How to complete this task —
Your output should be each line from the material below that has the word "link".

Dataset content —

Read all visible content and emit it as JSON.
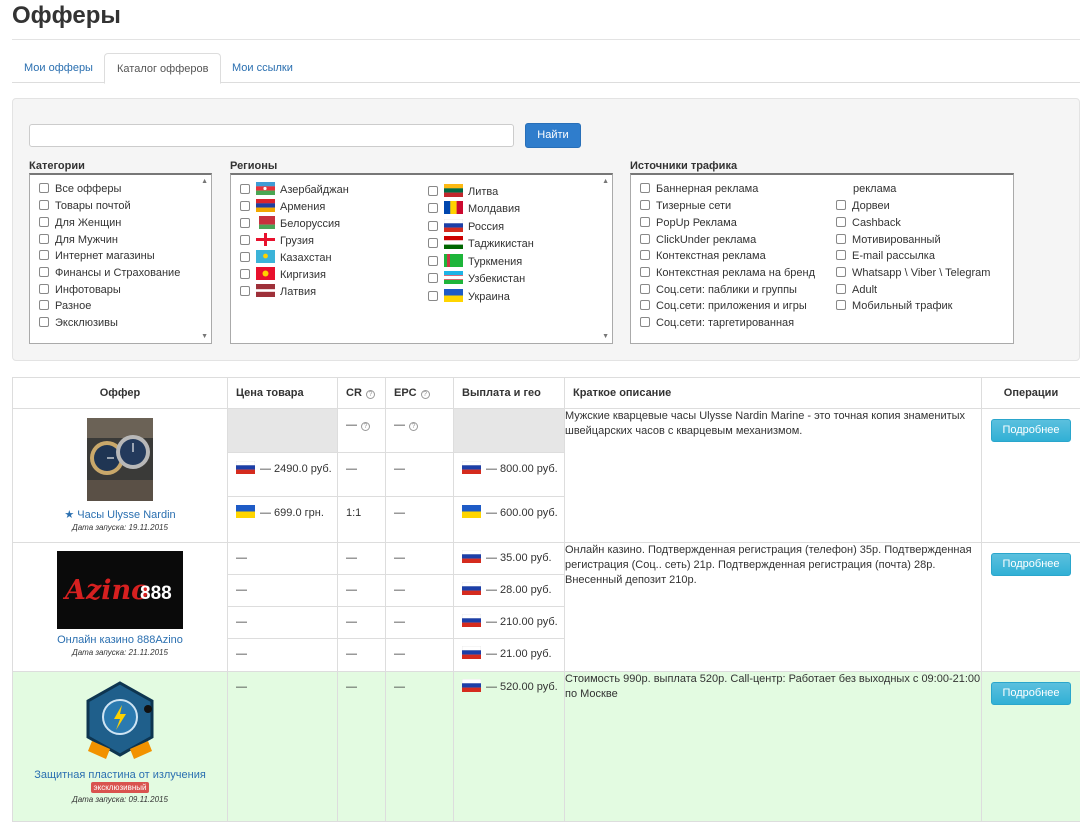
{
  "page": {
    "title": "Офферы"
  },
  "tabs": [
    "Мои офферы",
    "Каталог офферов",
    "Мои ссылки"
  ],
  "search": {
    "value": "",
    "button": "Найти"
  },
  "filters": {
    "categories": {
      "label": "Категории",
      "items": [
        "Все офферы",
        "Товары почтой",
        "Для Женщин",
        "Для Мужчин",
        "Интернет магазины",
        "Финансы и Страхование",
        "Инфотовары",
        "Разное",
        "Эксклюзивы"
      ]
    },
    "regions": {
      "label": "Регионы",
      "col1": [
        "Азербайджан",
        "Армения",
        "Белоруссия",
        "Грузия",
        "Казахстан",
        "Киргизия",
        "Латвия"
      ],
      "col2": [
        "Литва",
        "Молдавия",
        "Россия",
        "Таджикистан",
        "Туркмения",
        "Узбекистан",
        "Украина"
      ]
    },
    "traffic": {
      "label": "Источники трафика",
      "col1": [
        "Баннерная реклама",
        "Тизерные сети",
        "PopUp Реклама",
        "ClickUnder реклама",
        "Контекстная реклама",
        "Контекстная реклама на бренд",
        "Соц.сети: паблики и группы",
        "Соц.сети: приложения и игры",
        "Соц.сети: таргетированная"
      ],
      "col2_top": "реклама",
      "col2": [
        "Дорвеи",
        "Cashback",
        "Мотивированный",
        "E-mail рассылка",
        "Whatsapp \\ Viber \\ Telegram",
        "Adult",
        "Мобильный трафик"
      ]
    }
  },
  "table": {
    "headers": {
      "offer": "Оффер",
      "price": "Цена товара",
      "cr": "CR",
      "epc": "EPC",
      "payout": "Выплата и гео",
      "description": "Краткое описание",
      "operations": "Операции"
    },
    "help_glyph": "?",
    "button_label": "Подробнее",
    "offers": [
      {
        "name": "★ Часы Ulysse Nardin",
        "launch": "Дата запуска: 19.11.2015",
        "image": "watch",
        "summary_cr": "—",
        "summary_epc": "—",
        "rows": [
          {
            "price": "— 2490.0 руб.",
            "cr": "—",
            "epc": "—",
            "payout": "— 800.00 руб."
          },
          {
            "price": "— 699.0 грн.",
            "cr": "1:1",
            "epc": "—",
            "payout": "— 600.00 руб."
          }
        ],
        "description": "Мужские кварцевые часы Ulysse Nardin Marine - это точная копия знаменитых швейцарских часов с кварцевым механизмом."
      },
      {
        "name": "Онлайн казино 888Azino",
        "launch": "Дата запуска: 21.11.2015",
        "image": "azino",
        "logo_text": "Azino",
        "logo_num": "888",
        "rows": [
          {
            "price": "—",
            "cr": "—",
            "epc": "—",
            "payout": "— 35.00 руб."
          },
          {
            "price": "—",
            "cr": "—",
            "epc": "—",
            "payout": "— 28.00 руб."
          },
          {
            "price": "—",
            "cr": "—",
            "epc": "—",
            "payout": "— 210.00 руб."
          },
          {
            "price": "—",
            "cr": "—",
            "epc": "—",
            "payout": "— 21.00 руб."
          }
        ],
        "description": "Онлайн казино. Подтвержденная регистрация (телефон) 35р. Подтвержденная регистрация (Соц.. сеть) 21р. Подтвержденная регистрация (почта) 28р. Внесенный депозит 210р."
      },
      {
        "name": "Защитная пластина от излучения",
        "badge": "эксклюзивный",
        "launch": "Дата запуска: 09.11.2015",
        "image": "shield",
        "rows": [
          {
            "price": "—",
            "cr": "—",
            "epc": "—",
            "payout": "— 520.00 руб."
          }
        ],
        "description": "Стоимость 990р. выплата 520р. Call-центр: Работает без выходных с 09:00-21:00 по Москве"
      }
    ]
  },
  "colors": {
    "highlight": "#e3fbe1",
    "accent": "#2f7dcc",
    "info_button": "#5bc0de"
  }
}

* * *

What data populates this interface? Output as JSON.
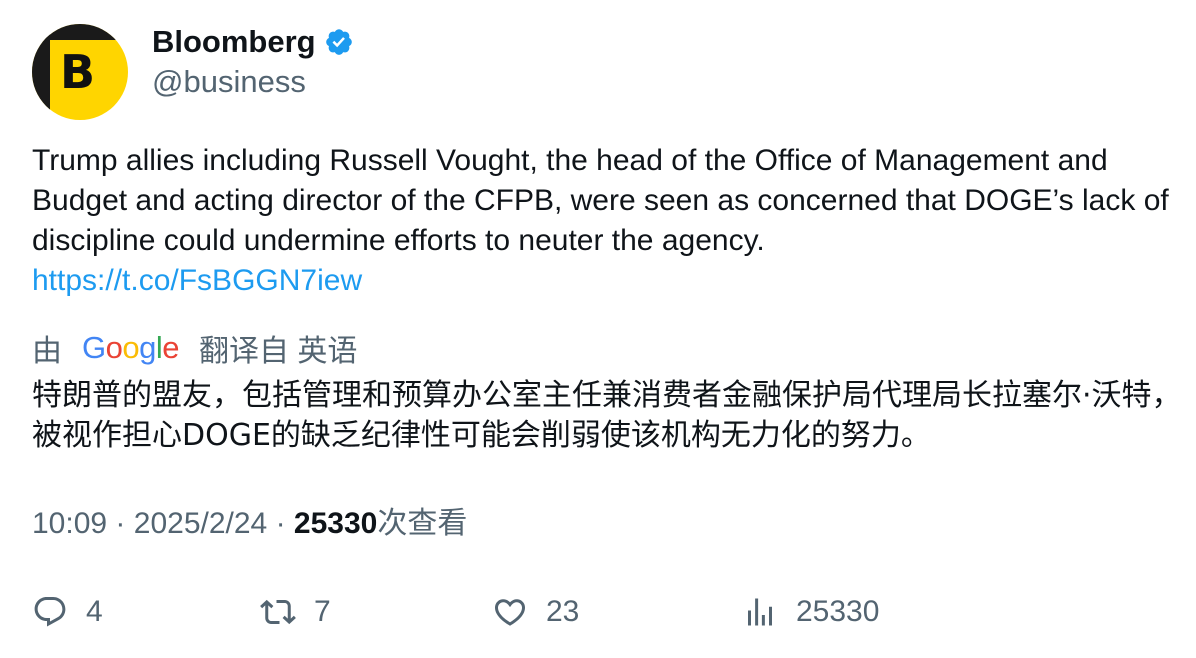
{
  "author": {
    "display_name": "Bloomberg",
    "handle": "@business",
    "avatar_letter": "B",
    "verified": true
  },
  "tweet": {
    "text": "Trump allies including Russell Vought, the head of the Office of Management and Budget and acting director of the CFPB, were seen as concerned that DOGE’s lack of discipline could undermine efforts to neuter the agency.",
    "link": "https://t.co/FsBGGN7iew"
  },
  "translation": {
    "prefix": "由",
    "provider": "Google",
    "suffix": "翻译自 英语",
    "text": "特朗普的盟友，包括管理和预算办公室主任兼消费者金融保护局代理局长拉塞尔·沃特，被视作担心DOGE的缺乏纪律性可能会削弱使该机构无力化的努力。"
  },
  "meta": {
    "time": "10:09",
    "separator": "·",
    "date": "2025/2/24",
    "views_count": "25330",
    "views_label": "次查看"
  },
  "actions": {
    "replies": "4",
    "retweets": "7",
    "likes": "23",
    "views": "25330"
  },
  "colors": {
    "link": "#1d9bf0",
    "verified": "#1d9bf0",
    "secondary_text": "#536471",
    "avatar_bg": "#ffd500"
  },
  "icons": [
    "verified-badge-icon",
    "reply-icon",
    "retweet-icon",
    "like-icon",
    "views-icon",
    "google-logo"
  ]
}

Exercise result —
    "link": "https://t.co/FsBGGN7iew"
    "link": "#1d9bf0",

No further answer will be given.